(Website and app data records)
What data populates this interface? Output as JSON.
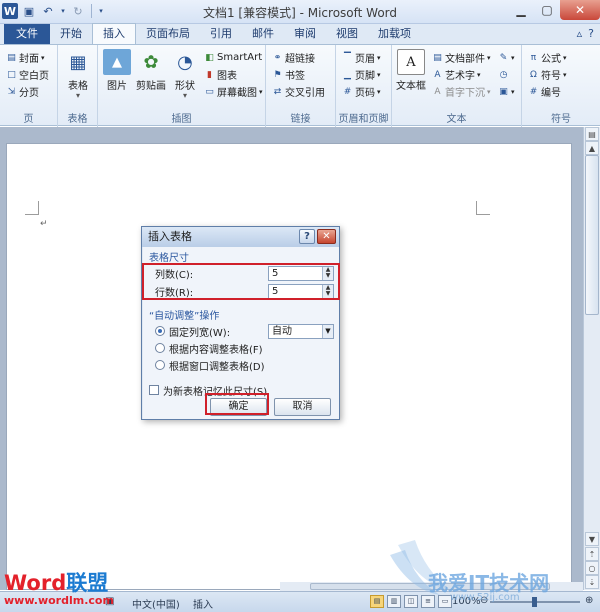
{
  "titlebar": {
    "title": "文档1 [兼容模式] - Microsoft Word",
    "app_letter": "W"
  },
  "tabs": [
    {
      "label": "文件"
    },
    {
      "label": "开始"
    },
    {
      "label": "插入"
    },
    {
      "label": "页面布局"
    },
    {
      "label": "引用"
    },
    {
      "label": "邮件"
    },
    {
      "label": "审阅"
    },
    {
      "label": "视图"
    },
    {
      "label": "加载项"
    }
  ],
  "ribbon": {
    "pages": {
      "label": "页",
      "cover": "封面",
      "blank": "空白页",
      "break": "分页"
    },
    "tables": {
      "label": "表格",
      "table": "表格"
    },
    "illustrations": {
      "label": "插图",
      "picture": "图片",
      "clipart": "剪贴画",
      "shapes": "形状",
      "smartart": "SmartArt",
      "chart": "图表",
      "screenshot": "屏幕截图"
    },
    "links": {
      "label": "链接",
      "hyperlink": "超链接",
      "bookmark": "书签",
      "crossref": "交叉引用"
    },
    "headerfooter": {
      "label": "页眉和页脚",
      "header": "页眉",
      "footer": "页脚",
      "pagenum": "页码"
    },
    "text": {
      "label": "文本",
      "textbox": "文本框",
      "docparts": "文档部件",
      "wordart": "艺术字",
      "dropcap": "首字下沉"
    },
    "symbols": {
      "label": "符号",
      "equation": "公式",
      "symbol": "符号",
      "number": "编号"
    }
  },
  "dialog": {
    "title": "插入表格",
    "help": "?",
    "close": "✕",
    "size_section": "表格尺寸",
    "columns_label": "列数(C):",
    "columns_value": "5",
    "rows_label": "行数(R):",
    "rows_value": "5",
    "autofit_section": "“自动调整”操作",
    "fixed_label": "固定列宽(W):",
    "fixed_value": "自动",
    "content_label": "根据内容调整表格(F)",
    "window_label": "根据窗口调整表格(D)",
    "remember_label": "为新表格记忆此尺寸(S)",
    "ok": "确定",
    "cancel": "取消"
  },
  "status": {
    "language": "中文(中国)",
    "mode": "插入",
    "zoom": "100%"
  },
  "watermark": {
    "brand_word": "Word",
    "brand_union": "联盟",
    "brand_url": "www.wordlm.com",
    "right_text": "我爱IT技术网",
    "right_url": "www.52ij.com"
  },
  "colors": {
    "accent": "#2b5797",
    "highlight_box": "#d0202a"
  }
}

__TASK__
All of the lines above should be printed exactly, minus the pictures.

__EXERCISE ANSWER__
What data populates this interface? Output as JSON.
{
  "titlebar": {
    "title": "文档1 [兼容模式] - Microsoft Word",
    "app_letter": "W"
  },
  "tabs": [
    {
      "label": "文件"
    },
    {
      "label": "开始"
    },
    {
      "label": "插入"
    },
    {
      "label": "页面布局"
    },
    {
      "label": "引用"
    },
    {
      "label": "邮件"
    },
    {
      "label": "审阅"
    },
    {
      "label": "视图"
    },
    {
      "label": "加载项"
    }
  ],
  "ribbon": {
    "pages": {
      "label": "页",
      "cover": "封面",
      "blank": "空白页",
      "break": "分页"
    },
    "tables": {
      "label": "表格",
      "table": "表格"
    },
    "illustrations": {
      "label": "插图",
      "picture": "图片",
      "clipart": "剪贴画",
      "shapes": "形状",
      "smartart": "SmartArt",
      "chart": "图表",
      "screenshot": "屏幕截图"
    },
    "links": {
      "label": "链接",
      "hyperlink": "超链接",
      "bookmark": "书签",
      "crossref": "交叉引用"
    },
    "headerfooter": {
      "label": "页眉和页脚",
      "header": "页眉",
      "footer": "页脚",
      "pagenum": "页码"
    },
    "text": {
      "label": "文本",
      "textbox": "文本框",
      "docparts": "文档部件",
      "wordart": "艺术字",
      "dropcap": "首字下沉"
    },
    "symbols": {
      "label": "符号",
      "equation": "公式",
      "symbol": "符号",
      "number": "编号"
    }
  },
  "dialog": {
    "title": "插入表格",
    "help": "?",
    "close": "✕",
    "size_section": "表格尺寸",
    "columns_label": "列数(C):",
    "columns_value": "5",
    "rows_label": "行数(R):",
    "rows_value": "5",
    "autofit_section": "“自动调整”操作",
    "fixed_label": "固定列宽(W):",
    "fixed_value": "自动",
    "content_label": "根据内容调整表格(F)",
    "window_label": "根据窗口调整表格(D)",
    "remember_label": "为新表格记忆此尺寸(S)",
    "ok": "确定",
    "cancel": "取消"
  },
  "status": {
    "language": "中文(中国)",
    "mode": "插入",
    "zoom": "100%"
  },
  "watermark": {
    "brand_word": "Word",
    "brand_union": "联盟",
    "brand_url": "www.wordlm.com",
    "right_text": "我爱IT技术网",
    "right_url": "www.52ij.com"
  },
  "colors": {
    "accent": "#2b5797",
    "highlight_box": "#d0202a"
  }
}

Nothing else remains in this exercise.